─── Entries supplied

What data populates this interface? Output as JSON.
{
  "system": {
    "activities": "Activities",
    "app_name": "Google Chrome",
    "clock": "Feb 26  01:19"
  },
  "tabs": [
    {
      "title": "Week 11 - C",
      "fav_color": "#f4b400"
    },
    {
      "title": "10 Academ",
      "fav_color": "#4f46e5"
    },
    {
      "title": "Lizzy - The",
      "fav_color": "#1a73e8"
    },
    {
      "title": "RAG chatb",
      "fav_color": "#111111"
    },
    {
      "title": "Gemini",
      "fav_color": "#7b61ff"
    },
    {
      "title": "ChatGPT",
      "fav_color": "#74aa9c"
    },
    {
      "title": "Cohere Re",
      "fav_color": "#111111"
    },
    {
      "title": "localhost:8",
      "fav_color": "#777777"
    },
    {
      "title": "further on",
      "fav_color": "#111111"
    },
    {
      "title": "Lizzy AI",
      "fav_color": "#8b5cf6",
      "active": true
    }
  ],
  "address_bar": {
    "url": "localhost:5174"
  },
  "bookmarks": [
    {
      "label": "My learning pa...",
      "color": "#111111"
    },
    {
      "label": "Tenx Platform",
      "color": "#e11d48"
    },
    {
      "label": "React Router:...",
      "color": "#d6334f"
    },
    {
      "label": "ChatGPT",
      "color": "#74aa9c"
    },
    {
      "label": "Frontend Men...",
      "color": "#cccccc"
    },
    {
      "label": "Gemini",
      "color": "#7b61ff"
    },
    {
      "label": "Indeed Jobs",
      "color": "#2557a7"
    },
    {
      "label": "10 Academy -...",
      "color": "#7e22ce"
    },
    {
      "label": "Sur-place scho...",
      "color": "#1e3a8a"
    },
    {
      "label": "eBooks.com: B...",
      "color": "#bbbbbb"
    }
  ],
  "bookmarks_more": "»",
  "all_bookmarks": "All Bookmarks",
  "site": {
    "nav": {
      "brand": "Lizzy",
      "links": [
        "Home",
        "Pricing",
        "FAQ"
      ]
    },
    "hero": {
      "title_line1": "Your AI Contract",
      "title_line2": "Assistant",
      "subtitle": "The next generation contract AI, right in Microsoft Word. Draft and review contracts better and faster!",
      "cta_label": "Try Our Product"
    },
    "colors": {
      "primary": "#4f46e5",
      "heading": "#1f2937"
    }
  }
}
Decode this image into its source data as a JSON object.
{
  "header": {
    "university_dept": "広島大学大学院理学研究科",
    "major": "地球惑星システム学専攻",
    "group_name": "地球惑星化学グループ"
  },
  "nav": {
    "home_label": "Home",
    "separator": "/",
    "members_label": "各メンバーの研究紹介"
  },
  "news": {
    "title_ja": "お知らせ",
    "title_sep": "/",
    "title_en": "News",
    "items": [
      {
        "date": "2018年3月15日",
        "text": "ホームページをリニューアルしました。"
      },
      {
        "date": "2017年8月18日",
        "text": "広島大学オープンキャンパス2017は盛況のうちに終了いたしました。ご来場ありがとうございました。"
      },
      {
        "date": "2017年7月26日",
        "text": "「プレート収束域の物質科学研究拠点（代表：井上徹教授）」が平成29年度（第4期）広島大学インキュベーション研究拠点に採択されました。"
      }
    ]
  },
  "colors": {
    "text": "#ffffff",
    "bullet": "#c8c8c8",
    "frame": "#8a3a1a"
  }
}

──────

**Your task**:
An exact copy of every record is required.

**Completed task**:
What data populates this interface? Output as JSON.
{
  "system": {
    "activities": "Activities",
    "app_name": "Google Chrome",
    "clock": "Feb 26  01:19"
  },
  "tabs": [
    {
      "title": "Week 11 - C",
      "fav_color": "#f4b400"
    },
    {
      "title": "10 Academ",
      "fav_color": "#4f46e5"
    },
    {
      "title": "Lizzy - The",
      "fav_color": "#1a73e8"
    },
    {
      "title": "RAG chatb",
      "fav_color": "#111111"
    },
    {
      "title": "Gemini",
      "fav_color": "#7b61ff"
    },
    {
      "title": "ChatGPT",
      "fav_color": "#74aa9c"
    },
    {
      "title": "Cohere Re",
      "fav_color": "#111111"
    },
    {
      "title": "localhost:8",
      "fav_color": "#777777"
    },
    {
      "title": "further on",
      "fav_color": "#111111"
    },
    {
      "title": "Lizzy AI",
      "fav_color": "#8b5cf6",
      "active": true
    }
  ],
  "address_bar": {
    "url": "localhost:5174"
  },
  "bookmarks": [
    {
      "label": "My learning pa...",
      "color": "#111111"
    },
    {
      "label": "Tenx Platform",
      "color": "#e11d48"
    },
    {
      "label": "React Router:...",
      "color": "#d6334f"
    },
    {
      "label": "ChatGPT",
      "color": "#74aa9c"
    },
    {
      "label": "Frontend Men...",
      "color": "#cccccc"
    },
    {
      "label": "Gemini",
      "color": "#7b61ff"
    },
    {
      "label": "Indeed Jobs",
      "color": "#2557a7"
    },
    {
      "label": "10 Academy -...",
      "color": "#7e22ce"
    },
    {
      "label": "Sur-place scho...",
      "color": "#1e3a8a"
    },
    {
      "label": "eBooks.com: B...",
      "color": "#bbbbbb"
    }
  ],
  "bookmarks_more": "»",
  "all_bookmarks": "All Bookmarks",
  "site": {
    "nav": {
      "brand": "Lizzy",
      "links": [
        "Home",
        "Pricing",
        "FAQ"
      ]
    },
    "hero": {
      "title_line1": "Your AI Contract",
      "title_line2": "Assistant",
      "subtitle": "The next generation contract AI, right in Microsoft Word. Draft and review contracts better and faster!",
      "cta_label": "Try Our Product"
    },
    "colors": {
      "primary": "#4f46e5",
      "heading": "#1f2937"
    }
  }
}
Decode this image into its source data as a JSON object.
{
  "header": {
    "university_dept": "広島大学大学院理学研究科",
    "major": "地球惑星システム学専攻",
    "group_name": "地球惑星化学グループ"
  },
  "nav": {
    "home_label": "Home",
    "separator": "/",
    "members_label": "各メンバーの研究紹介"
  },
  "news": {
    "title_ja": "お知らせ",
    "title_sep": "/",
    "title_en": "News",
    "items": [
      {
        "date": "2018年3月15日",
        "text": "ホームページをリニューアルしました。"
      },
      {
        "date": "2017年8月18日",
        "text": "広島大学オープンキャンパス2017は盛況のうちに終了いたしました。ご来場ありがとうございました。"
      },
      {
        "date": "2017年7月26日",
        "text": "「プレート収束域の物質科学研究拠点（代表：井上徹教授）」が平成29年度（第4期）広島大学インキュベーション研究拠点に採択されました。"
      }
    ]
  },
  "colors": {
    "text": "#ffffff",
    "bullet": "#c8c8c8",
    "frame": "#8a3a1a"
  }
}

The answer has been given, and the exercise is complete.